In summary, ramipril-based therapy was associated with a significantly lower incidence of DM and IFG/DM among a group of subjects at high risk for these disorders compared with amlodipine-based or metoprolol-based therapy. Further studies are indicated to determine the mechanisms and long-term consequences of the effect associated with this angiotensin-converting enzyme inhibitor.
Correspondence: Denyse Thornley-Brown, MD, Division of Nephrology, University of Alabama at Birmingham, PB 234, 1530 Third Ave S, Birmingham, AL 35294-0007 (email@example.com).
Accepted for Publication: October 14, 2005.
Financial Disclosure: Dr Wright has received research grants, honoraria, and consultation fees from the following pharmaceutical companies: AstraZeneca, Aventis Pharmaceuticals, Bayer, Bristol-Myers Squibb Company, Eli Lilly and Company, Merck & Co Inc, Novartis Pharma AG, Pfizer Inc, Phoenix Pharmaceuticals Inc, GlaxoSmithKline, and Solvay/Unimed.
Funding/Support: This study was supported under a cooperative agreement from the National Institute of Diabetes and Digestive and Kidney Diseases, Bethesda; by institutional general clinical research center grants M01 RR00080, 5M01 RR00071, M01 RR00032, P20 RR11145, M01 RR00827, and 2P20 RR11104 from the National Institutes of Health; by the National Center on Minority Health and Health Disparities, Bethesda; and by Pfizer Inc, AstraZeneca, and King Pharmaceuticals Inc.

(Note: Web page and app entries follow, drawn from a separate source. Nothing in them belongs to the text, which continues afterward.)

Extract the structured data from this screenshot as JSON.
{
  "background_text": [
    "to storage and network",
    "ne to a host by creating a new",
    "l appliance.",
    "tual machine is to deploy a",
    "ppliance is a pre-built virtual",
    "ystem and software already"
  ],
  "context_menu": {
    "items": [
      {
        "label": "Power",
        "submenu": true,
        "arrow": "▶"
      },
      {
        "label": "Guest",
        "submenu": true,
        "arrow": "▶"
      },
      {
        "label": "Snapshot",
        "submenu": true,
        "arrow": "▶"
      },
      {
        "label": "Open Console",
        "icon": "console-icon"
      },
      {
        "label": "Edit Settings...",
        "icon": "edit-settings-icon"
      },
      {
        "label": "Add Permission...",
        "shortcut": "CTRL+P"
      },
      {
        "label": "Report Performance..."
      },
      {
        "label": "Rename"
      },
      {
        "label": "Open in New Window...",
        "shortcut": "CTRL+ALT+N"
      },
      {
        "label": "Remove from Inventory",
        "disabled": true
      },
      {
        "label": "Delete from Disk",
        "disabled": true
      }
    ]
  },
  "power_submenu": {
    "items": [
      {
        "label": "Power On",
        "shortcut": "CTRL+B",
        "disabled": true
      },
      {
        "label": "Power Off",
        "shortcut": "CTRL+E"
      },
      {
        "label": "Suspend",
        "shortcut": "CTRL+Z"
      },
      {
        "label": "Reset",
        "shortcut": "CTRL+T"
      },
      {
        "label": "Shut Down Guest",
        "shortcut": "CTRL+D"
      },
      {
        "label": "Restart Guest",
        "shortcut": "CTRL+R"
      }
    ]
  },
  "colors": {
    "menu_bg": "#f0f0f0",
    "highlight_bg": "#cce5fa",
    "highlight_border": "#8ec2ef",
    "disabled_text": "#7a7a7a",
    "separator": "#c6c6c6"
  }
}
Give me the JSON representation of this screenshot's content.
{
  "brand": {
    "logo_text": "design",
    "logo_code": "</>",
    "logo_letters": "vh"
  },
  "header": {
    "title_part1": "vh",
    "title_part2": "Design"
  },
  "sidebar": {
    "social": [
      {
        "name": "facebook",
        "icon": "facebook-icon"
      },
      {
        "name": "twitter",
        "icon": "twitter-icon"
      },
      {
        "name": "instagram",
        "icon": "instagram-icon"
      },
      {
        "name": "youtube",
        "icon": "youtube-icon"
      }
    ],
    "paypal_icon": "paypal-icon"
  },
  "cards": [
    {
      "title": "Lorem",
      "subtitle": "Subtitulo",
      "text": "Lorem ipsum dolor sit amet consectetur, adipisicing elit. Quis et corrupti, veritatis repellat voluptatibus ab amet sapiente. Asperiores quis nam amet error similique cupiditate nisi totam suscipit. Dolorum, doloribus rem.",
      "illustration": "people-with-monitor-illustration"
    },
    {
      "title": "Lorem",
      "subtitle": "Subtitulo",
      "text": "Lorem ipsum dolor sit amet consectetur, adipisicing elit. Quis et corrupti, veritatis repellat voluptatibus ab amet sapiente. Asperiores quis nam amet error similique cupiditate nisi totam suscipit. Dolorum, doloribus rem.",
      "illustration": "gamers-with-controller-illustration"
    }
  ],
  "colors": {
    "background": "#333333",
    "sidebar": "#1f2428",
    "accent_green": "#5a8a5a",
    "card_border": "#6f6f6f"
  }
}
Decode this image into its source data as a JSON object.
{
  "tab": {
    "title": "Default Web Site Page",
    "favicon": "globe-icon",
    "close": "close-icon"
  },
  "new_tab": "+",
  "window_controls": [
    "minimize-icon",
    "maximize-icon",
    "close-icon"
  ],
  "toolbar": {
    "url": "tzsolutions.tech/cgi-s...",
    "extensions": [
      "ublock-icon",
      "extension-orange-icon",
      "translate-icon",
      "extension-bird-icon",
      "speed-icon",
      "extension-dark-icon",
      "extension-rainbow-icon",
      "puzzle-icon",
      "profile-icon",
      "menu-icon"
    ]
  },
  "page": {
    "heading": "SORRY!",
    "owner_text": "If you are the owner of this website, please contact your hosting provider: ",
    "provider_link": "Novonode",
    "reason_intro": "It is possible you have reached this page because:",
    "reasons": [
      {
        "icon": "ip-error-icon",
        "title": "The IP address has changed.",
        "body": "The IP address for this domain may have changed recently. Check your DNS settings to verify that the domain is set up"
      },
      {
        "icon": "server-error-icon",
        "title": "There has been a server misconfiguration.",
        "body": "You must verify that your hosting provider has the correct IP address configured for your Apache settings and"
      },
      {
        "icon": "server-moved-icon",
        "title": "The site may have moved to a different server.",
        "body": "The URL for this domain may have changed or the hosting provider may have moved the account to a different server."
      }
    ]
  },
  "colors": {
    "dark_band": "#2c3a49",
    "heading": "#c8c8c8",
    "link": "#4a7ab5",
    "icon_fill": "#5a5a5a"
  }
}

Role of the Sponsor: Medications used in this study were donated by Pfizer Inc, AstraZeneca, and King Pharmaceuticals Inc.
Previous Presentation: This study was presented at The American Society of Nephrology Renal Week 2003; November 15, 2003; San Diego, Calif.
Acknowledgment: We thank the AASK participants for their time and commitment to the study.
Group Information: A listing of the African American Study of Kidney Disease and Hypertension Study Group participating centers and investigators was published in JAMA (2002;288:2421).
Create a personal account or sign in to: